(CNN)Diet is “a four-letter word for failure,” if you ask Teena Henson.
In the past, the 57-year-old Gilmer, Texas, resident would try fad diets that did nothing but leave her feeling frustrated, she said.
“There was one called a grapefruit diet or something where you didn’t eat anything but grapefruit,” Henson said. “If you do something like that, that’s what I meant by ‘diet’ being a failure.”
She didn’t consistently exercise, either. Although she didn’t have any serious health conditions, she knew that her lifestyle was killing her. Henson was 5-foot-4 and 332 pounds.
hen, about six years ago, Henson was listening to the radio when an ad for Anytime Fitness blasted through the speakers. She said a quick prayer: “God, I wish we had one of those here.”
Two weeks later, a gym opened in her neighborhood.
“I looked at it as an answered prayer,” Henson said. “If that hadn’t happened, there’s a possibility I could have died or have any of the conditions associated with being obese. There’s a history of heart disease and diabetes in my family. I was headed in that direction, and I didn’t want to go there.”
Ever since, Henson has been going to the gym daily with two of her friends and has been preparing healthier meals for herself. She has lost 175 pounds — more than 50% of her previous body weight — and she is keeping the weight off, she said. She has ditched fad diets and avoids placing too much emphasis on how much she weighs and instead focuses on how she feels.
But she remembers how easy it was to stick to the same old foods and avoid exercising, and how hard it was to find a healthier routine that led to long-term weight loss.

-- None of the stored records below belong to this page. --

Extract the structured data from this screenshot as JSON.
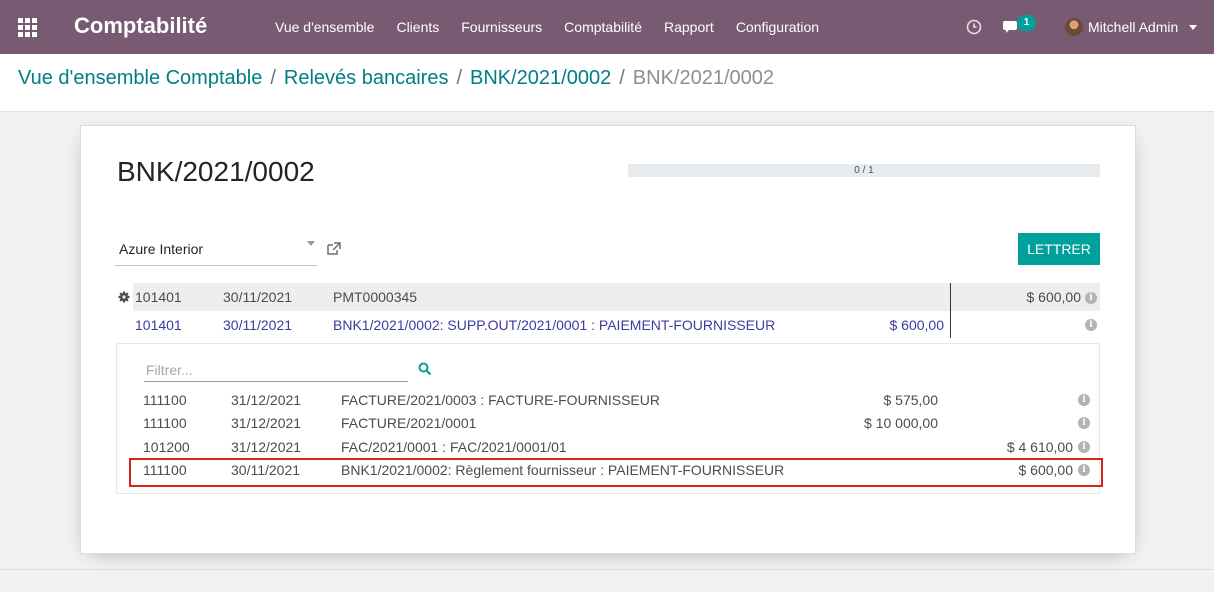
{
  "navbar": {
    "brand": "Comptabilité",
    "menu": [
      "Vue d'ensemble",
      "Clients",
      "Fournisseurs",
      "Comptabilité",
      "Rapport",
      "Configuration"
    ],
    "chat_count": "1",
    "user": "Mitchell Admin"
  },
  "breadcrumb": {
    "items": [
      "Vue d'ensemble Comptable",
      "Relevés bancaires",
      "BNK/2021/0002"
    ],
    "current": "BNK/2021/0002",
    "separator": "/"
  },
  "record": {
    "title": "BNK/2021/0002",
    "progress": "0 / 1",
    "partner": "Azure Interior",
    "lettrer_label": "LETTRER"
  },
  "statement_line": {
    "account": "101401",
    "date": "30/11/2021",
    "label": "PMT0000345",
    "amount": "$ 600,00"
  },
  "matched_line": {
    "account": "101401",
    "date": "30/11/2021",
    "label": "BNK1/2021/0002: SUPP.OUT/2021/0001 : PAIEMENT-FOURNISSEUR",
    "debit": "$ 600,00"
  },
  "propositions": {
    "filter_placeholder": "Filtrer...",
    "rows": [
      {
        "account": "111100",
        "date": "31/12/2021",
        "label": "FACTURE/2021/0003 : FACTURE-FOURNISSEUR",
        "debit": "$ 575,00",
        "credit": ""
      },
      {
        "account": "111100",
        "date": "31/12/2021",
        "label": "FACTURE/2021/0001",
        "debit": "$ 10 000,00",
        "credit": ""
      },
      {
        "account": "101200",
        "date": "31/12/2021",
        "label": "FAC/2021/0001 : FAC/2021/0001/01",
        "debit": "",
        "credit": "$ 4 610,00"
      },
      {
        "account": "111100",
        "date": "30/11/2021",
        "label": "BNK1/2021/0002: Règlement fournisseur : PAIEMENT-FOURNISSEUR",
        "debit": "",
        "credit": "$ 600,00"
      }
    ]
  },
  "colors": {
    "navbar": "#785a73",
    "accent": "#00a09d",
    "link": "#017e84",
    "highlight": "#d9221c"
  }
}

Across the United States, obesity rates are rising. But fewer Americans are trying to lose weight, according to a paper published in the journal JAMA last month.
Experts are now trying to figure out why: whether it’s because they don’t realize they’re at an unhealthy weight, because weight loss is hard or something else entirely.
‘I can’t sit in judgment’
Before her weight loss, Henson was just like the more than one-third of American adults who meet the criteria for obesity, as their body mass indexes are 30 or higher, according to the Centers for Disease Control and Prevention.
More than two in three American adults are considered to be obese or overweight, with body mass indexes between 25 and 29.9.
Being overweight or obese may increase the risk of many health problems, including type 2 diabetes, heart disease and certain cancers.
The new paper showed that more than 30% of Americans said they were obese in 2015, compared with about 19% in 1997. Of those who were overweight or obese, about 49% said they were trying to lose weight in 2014, compared with about 55% in 1994.
“I’ve pondered that several times, as to why some people would want to be unhealthy when they can be healthy, but there are so many variables in someone’s life that you don’t know about,” Henson said.
“I can’t sit in judgment as to why that person wants to or doesn’t want to. I just know what I needed and what I needed to do to change,” she said. “You can’t change what you’ve tried in the past, but you can set your sights for a better future.
“Everyone’s on a different path, a different journey,” Henson said.
Is there a ‘new normal’?
Passing judgment, body shaming and weight discrimination are problematic for public health. Some doctors hope to make that clear while stressing the importance of reducing obesity, which has become an epidemic in America.
As obesity rates have increased, what many people perceive as “overweight” or a “normal weight” has shifted, said Dr. Jian Zhang, an associate professor at Georgia Southern University’s College of Public Health and lead author of the new paper.
In previous research, Zhang and his colleagues found that more overweight or obese adolescents incorrectly believed that their body weights were “just fine,” compared with adolescents in the late 1980s and early 1990s.
For the new paper, “we hypothesized that the prevalent misperception may lead to a lack of motivation to lose weight. The current study just provides the missing piece of the puzzle,” Zhang said.
“We are stuck in a vicious cycle. More people are getting obese; more are fine with their weight; when they are looking around, they find more persons with even larger bodies, and more are getting less motivated to lose weight, and in turn, we are getting even heavier,” he said.